Skip to main content
ARS Home » Midwest Area » Ames, Iowa » National Animal Disease Center » Virus and Prion Research » Research » Publications at this Location » Publication #302458

Research Project: INTERVENTION STRATEGIES TO CONTROL VIRAL DISEASES OF SWINE

Location: Virus and Prion Research

Title: Immune response to influenza A virus hemagglutinin protein is sufficient to induce vaccine-associated enhanced respiratory disease

Author
item RAJÃO, DANIELA - Non ARS Employee
item Loving, Crystal
item GAUGER, PHILLIP - Iowa State University
item Kitikoon, Pravina
item Vincent, Amy

Submitted to: American Society for Virology Meeting
Publication Type: Abstract Only
Publication Acceptance Date: 4/14/2014
Publication Date: 6/21/2014
Citation: Rajão, D.S., Loving, C.L., Gauger, P.C., Kitikoon, P., Vincent, A.L. 2014. Immune response to influenza A virus hemagglutinin protein is sufficient to induce vaccine-associated enhanced respiratory disease. American Society for Virology 33rd Annual Meeting. p. 199.

Interpretive Summary:

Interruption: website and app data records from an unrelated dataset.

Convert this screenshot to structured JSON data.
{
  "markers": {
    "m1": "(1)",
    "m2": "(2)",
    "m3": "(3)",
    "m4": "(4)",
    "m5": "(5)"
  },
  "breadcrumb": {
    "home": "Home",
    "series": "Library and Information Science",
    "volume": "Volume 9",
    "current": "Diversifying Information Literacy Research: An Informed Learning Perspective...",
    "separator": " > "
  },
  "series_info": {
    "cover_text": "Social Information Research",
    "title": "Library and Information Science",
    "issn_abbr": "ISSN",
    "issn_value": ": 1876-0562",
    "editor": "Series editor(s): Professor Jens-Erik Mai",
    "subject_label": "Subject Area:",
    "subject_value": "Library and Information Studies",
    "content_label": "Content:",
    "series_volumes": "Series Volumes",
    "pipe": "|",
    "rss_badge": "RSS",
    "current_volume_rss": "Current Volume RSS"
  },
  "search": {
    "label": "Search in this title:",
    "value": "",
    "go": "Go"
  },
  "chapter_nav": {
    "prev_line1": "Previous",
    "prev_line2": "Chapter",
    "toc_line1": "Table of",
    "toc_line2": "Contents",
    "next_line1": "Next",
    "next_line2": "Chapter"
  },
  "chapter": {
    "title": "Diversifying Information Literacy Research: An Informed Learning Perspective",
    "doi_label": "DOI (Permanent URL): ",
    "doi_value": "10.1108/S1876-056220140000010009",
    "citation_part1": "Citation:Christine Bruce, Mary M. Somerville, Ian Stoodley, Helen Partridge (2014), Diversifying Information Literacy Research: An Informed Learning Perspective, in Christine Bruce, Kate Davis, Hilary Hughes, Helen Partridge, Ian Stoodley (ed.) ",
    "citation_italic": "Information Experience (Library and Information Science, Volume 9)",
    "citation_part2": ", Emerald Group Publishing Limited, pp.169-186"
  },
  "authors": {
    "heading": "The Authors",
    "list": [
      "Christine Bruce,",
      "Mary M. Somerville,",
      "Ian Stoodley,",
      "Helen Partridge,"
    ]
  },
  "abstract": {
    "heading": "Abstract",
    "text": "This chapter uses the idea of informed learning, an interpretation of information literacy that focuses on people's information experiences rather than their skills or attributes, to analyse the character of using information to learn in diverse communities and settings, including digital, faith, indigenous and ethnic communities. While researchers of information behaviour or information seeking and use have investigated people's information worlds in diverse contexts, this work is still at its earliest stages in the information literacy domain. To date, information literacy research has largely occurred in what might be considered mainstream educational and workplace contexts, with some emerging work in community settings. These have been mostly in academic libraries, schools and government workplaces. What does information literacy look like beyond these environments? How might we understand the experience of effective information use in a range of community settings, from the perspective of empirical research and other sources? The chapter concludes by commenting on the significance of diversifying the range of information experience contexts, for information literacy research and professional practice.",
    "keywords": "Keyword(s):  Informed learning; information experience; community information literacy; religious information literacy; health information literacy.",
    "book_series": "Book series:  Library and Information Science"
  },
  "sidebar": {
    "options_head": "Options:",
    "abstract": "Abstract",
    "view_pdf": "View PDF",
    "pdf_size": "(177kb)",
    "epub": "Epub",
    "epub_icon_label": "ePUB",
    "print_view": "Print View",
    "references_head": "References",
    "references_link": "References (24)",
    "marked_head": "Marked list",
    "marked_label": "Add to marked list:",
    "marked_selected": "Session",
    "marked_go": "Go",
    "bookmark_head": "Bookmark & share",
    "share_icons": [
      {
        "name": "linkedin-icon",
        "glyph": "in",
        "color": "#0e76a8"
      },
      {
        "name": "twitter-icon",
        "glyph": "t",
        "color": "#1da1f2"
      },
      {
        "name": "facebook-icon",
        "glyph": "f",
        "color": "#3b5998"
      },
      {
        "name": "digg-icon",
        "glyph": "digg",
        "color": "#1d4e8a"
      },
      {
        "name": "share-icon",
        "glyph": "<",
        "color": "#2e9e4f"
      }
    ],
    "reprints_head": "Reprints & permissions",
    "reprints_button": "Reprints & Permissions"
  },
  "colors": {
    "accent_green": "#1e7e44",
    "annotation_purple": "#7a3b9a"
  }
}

Technical Abstract: The antigenic diversity of influenza A virus (IAV) circulating in pigs continues to complicate control of swine influenza through the use of vaccination in the United States. The antibody response elicited by whole inactivated virus (WIV) vaccines can lead to vaccine-associated enhanced respiratory disease (VAERD) when pigs are challenged with heterologous virus. The aim of this study was to compare the effects of heterologous delta1-H1N2 IAV challenge after vaccination of pigs with 2009 pandemic H1N1 virus (H1N1pdm09) recombinant hemagglutinin (HA) subunit vaccine (HA-SV) or temperature-sensitive live attenuated influenza virus (LAIV) vaccine, and to assess the role of immunity to HA in the development of VAERD. Both HA-SV and LAIV vaccines induced high neutralizing antibodies to virus with homologous HA (H1N1pdm09), but not to the heterologous challenge virus (delta1-H1N2). No virus was detected in the lungs of LAIV vaccinated pigs by 5 days post infection (dpi) and pigs in this group had reduced virus titers in nasal secretions, indicating partial protection. HA-SV vaccinated pigs developed more severe lung and tracheal lesions following challenge, consistent with VAERD, however at an intermediate level than previously observed with WIV vaccination. These results demonstrate that immunity to IAV HA protein alone was sufficient to initiate the mechanisms involved with VAERD following heterologous challenge, but immune response to other viral proteins may be involved in the magnitude of the immunopathology seen with WIV.